Protecting Yourself Against Identity Theft and Fraud

Identity Fraud Security image

In today’s digital world, you are more likely to have your identity stolen than your car stolen,
or your home burglarized. While it is hard to prevent identity theft, it’s important to be
aware of several guidelines to protect yourself from identity theft and fraud.

  1. Basic online security review from last week
    • Protect your computer and smartphone with up-to-date software.
    • Protect your personal information with strong passwords and back up important data.
    • Use Two-Factor Authentication
    • Install antivirus/anti-malware protection.
  2. Learn to identify and avoid scams
    • PHISHING EMAILS: These scam emails have gotten very sophisticated, even using bank and other company logos and official-sounding language to trick the targeted recipient into providing them with personal information. If you receive this type of email, don’t click on it – call your bank, credit card company, or other organization directly and verify that they sent the message. In all cases, if you don’t recognize the sender, it’s best to delete the email without even opening it.
    • EMAIL SPECIAL OFFERS: Email “special offers” and “amazing deals” can sometimes be what’s known as “click bait,” meaning the message is intended to get you to click on it. This can introduce a virus on your computer or give outside users access to your computer files without your knowledge.
    • TELEPHONE SPECIAL OFFERS: Be aware of telephone scams. There is an increase in calls where identity thieves will say anything to cheat people out of money and/or information. Signs of a scam include when the person on the other line says: “You’ve been specially selected for an offer” or “You’ll get a free bonus if you buy our product” or “You’ve won one of five valuable prizes.”
    • PHONE CALLS ASKING FOR PERSONAL INFORMATION: If you are asked for personal information on a website or over the phone, be cautious with what you provide. Remember, agencies such as the IRS, banks and credit accounts will not call you and ask for your personal information such as your social security number, date of birth or passwords.
    • SILENT CALLS: Be aware of initial “silent calls” – that is, when you pick up and hear silence on the other end of the line. They are trying to see if you are a human answering and will call back later.
    • TELEPHONE VOICE RECORDING: If an unknown person calls and asks you to respond to a series of questions that get you to say “yes” or your full name, be aware. They may be recording your voice to authorize fake charges on one of your accounts. This may include the “Can you hear me?” question that uses your response of “yes” or asks you to state your full name.
  3. Safeguard your information
    • Shred sensitive documents such as old benefits documents, bills, etc.
    • Regularly check to ensure the names and information of your beneficiaries are correct.
    • Sign out of accounts when you are finished with the session.
    • Share less, including on social media, when the information you post could give identity thieves clues to your birthplace, date of birth, and other data that could be used to steal your identity.
  4. Monitor your credit scores. By law, you have the right to three free credit reports per year: from Experian, Transunion, and Equifax.

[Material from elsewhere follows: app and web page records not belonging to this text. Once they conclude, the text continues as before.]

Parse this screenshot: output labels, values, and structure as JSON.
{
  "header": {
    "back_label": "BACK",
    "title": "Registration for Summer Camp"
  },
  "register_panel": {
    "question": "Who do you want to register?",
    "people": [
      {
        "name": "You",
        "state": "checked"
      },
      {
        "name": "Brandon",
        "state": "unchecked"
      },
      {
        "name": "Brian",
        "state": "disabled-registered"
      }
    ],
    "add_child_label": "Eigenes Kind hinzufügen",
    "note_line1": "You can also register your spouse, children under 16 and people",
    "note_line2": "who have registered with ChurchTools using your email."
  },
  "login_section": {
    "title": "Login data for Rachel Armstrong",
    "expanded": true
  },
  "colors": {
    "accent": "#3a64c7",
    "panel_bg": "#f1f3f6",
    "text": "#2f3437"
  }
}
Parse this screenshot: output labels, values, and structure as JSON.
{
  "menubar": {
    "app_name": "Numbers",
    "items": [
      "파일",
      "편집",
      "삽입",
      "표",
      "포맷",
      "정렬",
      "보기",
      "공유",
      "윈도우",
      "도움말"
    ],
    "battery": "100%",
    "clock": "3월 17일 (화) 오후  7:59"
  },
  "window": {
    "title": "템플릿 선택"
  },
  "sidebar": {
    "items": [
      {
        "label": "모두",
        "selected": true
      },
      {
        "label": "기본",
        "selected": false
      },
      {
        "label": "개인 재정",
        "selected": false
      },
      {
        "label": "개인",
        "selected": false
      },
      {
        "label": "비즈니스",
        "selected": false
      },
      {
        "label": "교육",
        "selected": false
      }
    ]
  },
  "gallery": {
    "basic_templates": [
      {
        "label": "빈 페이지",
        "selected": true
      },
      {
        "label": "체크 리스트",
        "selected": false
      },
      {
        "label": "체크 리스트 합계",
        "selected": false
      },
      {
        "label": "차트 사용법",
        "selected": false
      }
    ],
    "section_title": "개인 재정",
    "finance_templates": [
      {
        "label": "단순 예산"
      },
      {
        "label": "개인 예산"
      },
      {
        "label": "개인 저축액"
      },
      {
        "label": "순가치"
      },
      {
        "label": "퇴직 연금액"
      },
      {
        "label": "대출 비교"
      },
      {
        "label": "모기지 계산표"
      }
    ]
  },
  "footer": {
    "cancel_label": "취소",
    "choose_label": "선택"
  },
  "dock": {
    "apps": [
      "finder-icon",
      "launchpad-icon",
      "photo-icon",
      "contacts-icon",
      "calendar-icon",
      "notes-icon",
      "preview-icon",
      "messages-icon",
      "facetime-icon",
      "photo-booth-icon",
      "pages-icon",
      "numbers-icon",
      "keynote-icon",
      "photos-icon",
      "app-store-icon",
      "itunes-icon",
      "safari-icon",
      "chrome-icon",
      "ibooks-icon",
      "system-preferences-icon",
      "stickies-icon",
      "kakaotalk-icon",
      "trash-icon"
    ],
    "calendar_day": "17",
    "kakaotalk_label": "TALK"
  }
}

These three credit bureaus work together through a website called  You can quest all three reports at once in one of the following ways:

  • Go to the Web site. Through this highly secure site, you can instantly see and print your credit report.
  • Call toll-free: (877) 322-8228. You’ll go through a simple verification process over the phone after which they’ll mail the reports to you.
  • Request by mail. If you live in certain states, fill out the request form and mail it to the Annual Credit Report Request Service, P.O. Box 105281, Atlanta, GA 30348-5281. (Get more details.)

Note: You will have to wait a year to get it free of charge again from the same credit reporting company. However, you can pay for a copy of your credit report at any time or utilize free services like Credit Karma to monitor your credit activity.

  • Review your credit score. Look to see if there are new credit cards, loans or other transactions on your account that you are not aware of. If there are, take immediate steps to have these terminated and investigated.

  • Freeze your credit. Criminals use stolen IDs to open new lines of credit. You can thwart their efforts to use your identity by simply locking (called freezing) your credit so that no new credit can be given without additional information and controls. Many states have laws giving you the right to a free credit freeze, but even where states don’t provide legal mandates, the large credit bureaus provide a voluntary security freeze program at a very low cost.

Consistently applying these eight steps to both defend and monitor your credit score will reduce the risks of having your identity stolen and alert you instantly if such a problem arises.